About this task →
Go over the records and copy every line with the string "建议尺寸".

Material provided →

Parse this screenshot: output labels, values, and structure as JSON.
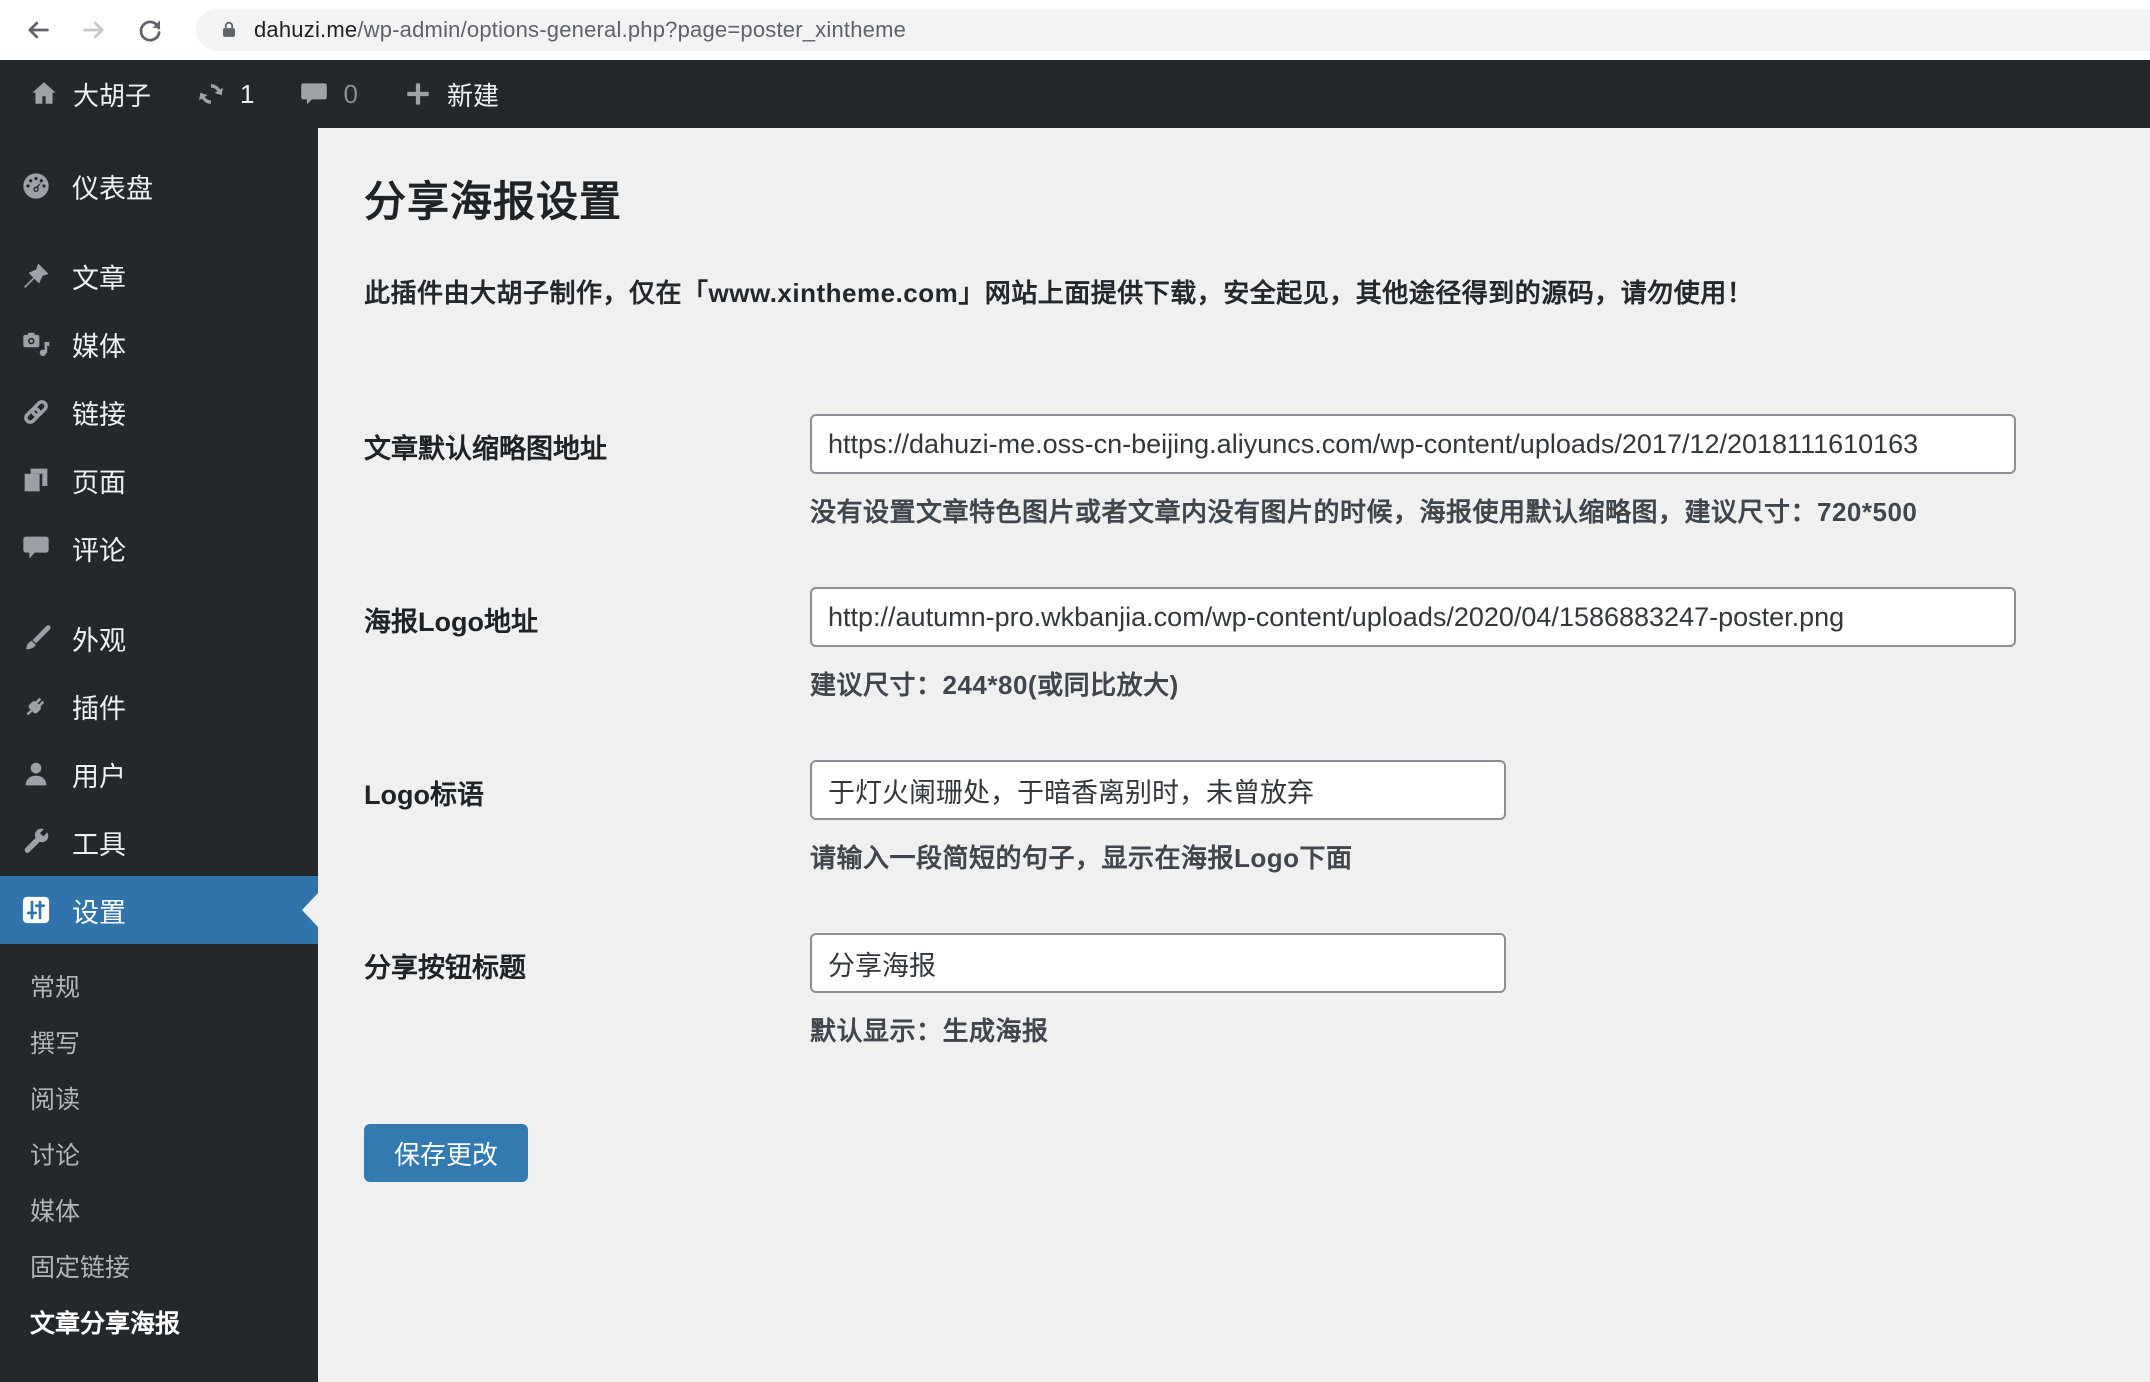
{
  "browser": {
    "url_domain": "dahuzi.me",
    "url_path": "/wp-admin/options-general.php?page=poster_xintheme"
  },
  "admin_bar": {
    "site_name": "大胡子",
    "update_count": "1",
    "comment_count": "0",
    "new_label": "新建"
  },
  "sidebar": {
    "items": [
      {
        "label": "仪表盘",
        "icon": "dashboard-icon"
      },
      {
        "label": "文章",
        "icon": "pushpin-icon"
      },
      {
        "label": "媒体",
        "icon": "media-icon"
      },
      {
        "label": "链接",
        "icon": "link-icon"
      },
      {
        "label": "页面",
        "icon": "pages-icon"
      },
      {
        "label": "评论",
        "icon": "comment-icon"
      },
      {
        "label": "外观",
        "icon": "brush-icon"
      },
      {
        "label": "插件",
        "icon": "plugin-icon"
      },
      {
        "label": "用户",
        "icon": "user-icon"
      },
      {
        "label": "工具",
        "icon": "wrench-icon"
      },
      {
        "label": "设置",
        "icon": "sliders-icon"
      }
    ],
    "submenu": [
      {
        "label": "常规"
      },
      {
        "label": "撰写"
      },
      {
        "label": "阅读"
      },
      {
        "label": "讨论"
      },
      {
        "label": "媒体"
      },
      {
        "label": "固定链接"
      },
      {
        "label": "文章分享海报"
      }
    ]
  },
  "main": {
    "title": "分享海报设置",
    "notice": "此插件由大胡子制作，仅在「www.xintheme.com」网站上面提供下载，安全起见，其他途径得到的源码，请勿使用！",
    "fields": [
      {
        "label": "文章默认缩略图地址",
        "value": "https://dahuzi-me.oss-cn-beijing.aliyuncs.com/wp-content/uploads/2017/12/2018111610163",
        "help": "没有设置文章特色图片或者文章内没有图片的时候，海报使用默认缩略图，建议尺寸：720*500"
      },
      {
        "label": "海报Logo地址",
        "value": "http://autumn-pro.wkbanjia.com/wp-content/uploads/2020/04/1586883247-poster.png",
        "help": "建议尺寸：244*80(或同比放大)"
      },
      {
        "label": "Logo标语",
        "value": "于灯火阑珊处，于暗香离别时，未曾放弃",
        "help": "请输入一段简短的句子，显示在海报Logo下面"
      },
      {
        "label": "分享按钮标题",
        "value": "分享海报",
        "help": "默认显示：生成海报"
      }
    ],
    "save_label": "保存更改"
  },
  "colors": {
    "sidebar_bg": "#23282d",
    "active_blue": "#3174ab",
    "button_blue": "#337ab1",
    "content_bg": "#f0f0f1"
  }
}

Result of the exercise →
        "help": "没有设置文章特色图片或者文章内没有图片的时候，海报使用默认缩略图，建议尺寸：720*500"
        "help": "建议尺寸：244*80(或同比放大)"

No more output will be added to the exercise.